{ WEB EXCLUSIVE–Gallery: Vineland }

{ WEB EXCLUSIVE–Stories: Excerpts from WSU oral histories }

{ WEB EXCLUSIVE–Report: The dangers of a big Cascadia earthquake }

Departments

:: In Season: Summer Blues

:: Last Words: Mural, mural, on the wall

{ WEB EXCLUSIVE–Poem: Hanford Reservations by Graham Hutchins}

{ WEB EXCLUSIVE–Video: Press conferences with WSU football coach Mike Leach }

{ WEB EXCLUSIVE–Video: Visual Fireworks—The making of Pat Siler’s downtown Pullman mural }

Tracking

{ WEB EXCLUSIVE–Photo: The Palouse Country Club, 1975 Architects from the class of ’76 }

{ WEB EXCLUSIVE–Gallery: Highlights of Marcus Capers’ WSU basketball career }

New Media

:: Of Little Comfort: War Widows, Fallen Soldiers, and the Remaking of the Nation after the Great War by Erika Kuhlman ’95 PhD

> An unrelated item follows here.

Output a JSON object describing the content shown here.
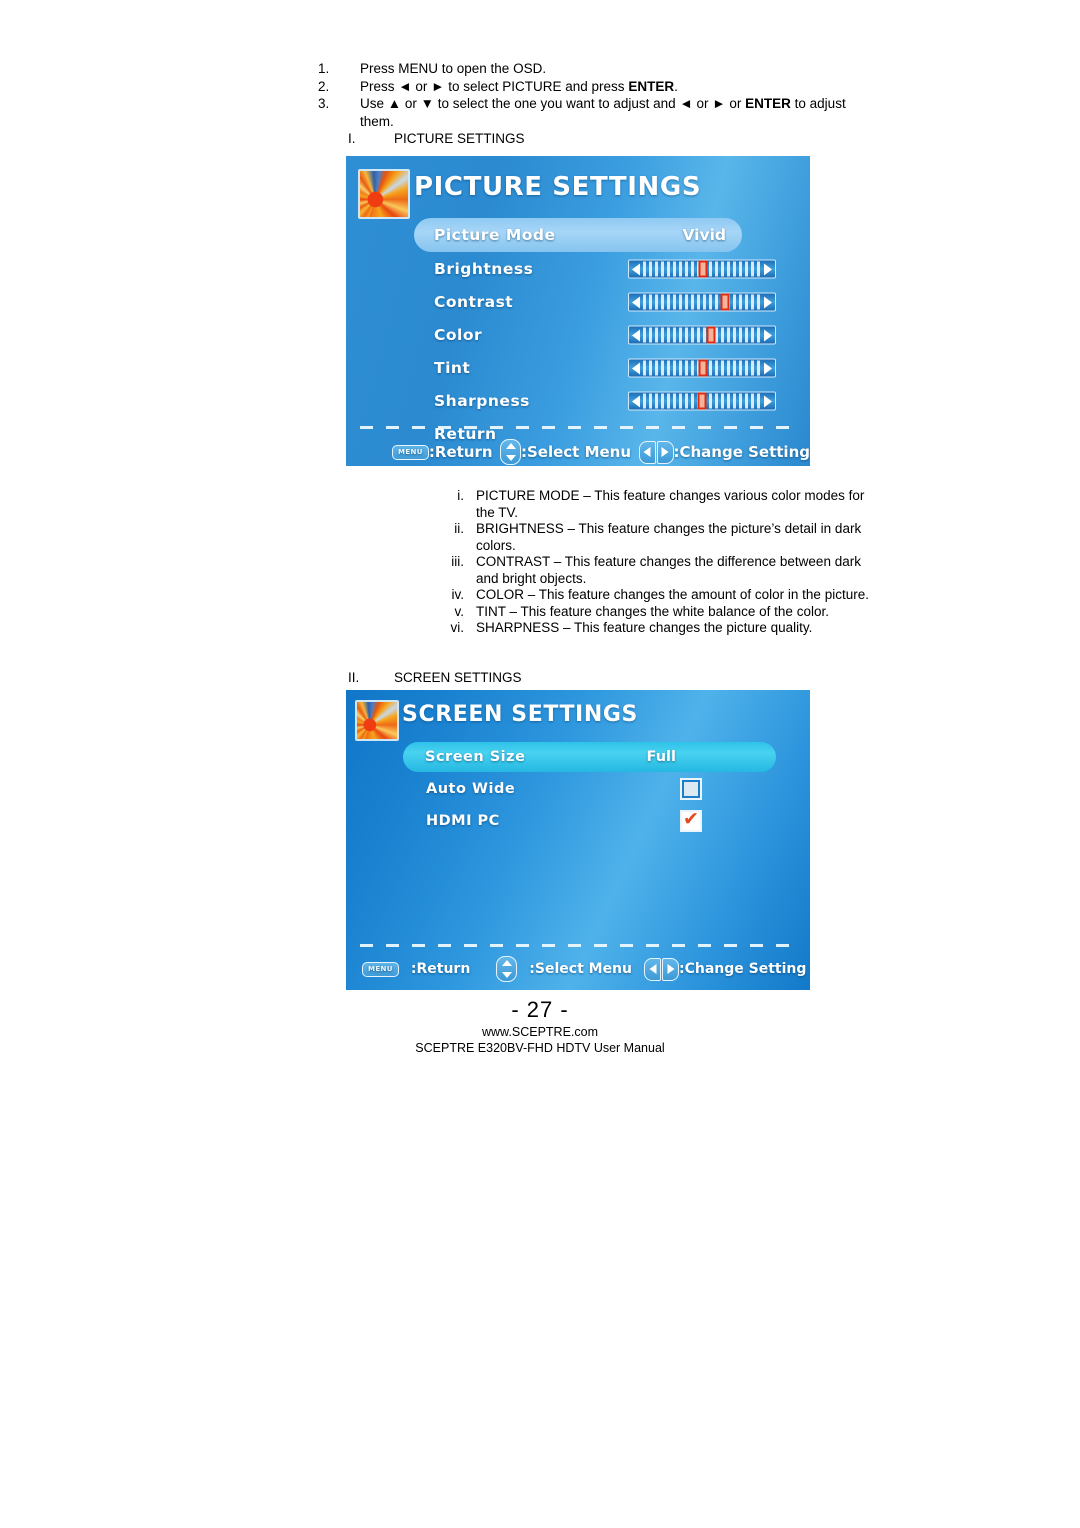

:: Finding the River by Jeff Crane ’04 PhD, ’98

:: Dove Creek by Paula Marie Coomer

:: The Republic of Nature: An Environmental History of the United States by Mark Fiege ’85 MA

:: New & Noteworthy: Images That Injure edited by Susan Dente Ross and Paul Martin Lester; Seaside Stories by S.R. Martin, Jr. ’74; Life Histories of Cascadia Butterflies by David G. James and David Nunnallee

Cover: Collage of Anise Swallowtail butterflies, photos courtesy Roger Jones.

Fall 2012
Web Exclusives
Hanford B Reactor circa World War II. <em>United States Department of Energy</em>


Hanford B Reactor circa World War II. United States Department of Energy

Poem: Hanford Reservations

by Graham Hutchins | © Washington State University

Near Vernita Bridge—where the Columbia River flows eastward on the “Hanford Reach,” and the Department of Energy signs forbid all access—and say:

Arid Lands Ecology Reserve
All Plants and Animals Protected
U.S. Atomic Energy Commission
Ask the sagebrush now to tell
What the river carried
In its waters to the sea.
Ask the river or the sun
What strange things were here begun,
What they all could well
Reveal, having witnessed what was done.
Here the mighty river’s run
On its westward journey to the sea,
Reaches toward the rising sun...
Does it turn to seek its source again
From where it witnessed what was done?
All the strange things here begun?
Ask the river in its run,
Falling toward the rising sun.
In this wasteland of the sage
We turned as well....though
Not to seek our Source beyond the gentle dawn.
Reaching out in fear, we fell...and
Split the very substance of the sun itself—
Exploding light—that brought this night
With flags of danger now unfurled,
Refusing us all access
To the quiet evening of the world.
Ask the wasted sage to tell,
Or the river in its run,
What strange things were here begun,
And what it was we thought we’d won.
What they all could now reveal
And how they witnessed what was done...
Ask the Land of the Rising Sun.
Ask the sage if it might tell,
Or the river how we fell,
Ask the sun that casts its spell
How we here gave birth to hell,
Ask yourselves as well...
Ask the sagebrush now to tell
Ask yourselves...as well.

—Graham Hutchins


Read more about Hanford and its legacy in “The Atomic Landscape”, or view a gallery of photos of historical Hanford.

Categories: Poetry | Tags: World War II, Nuclear reactors, Hanford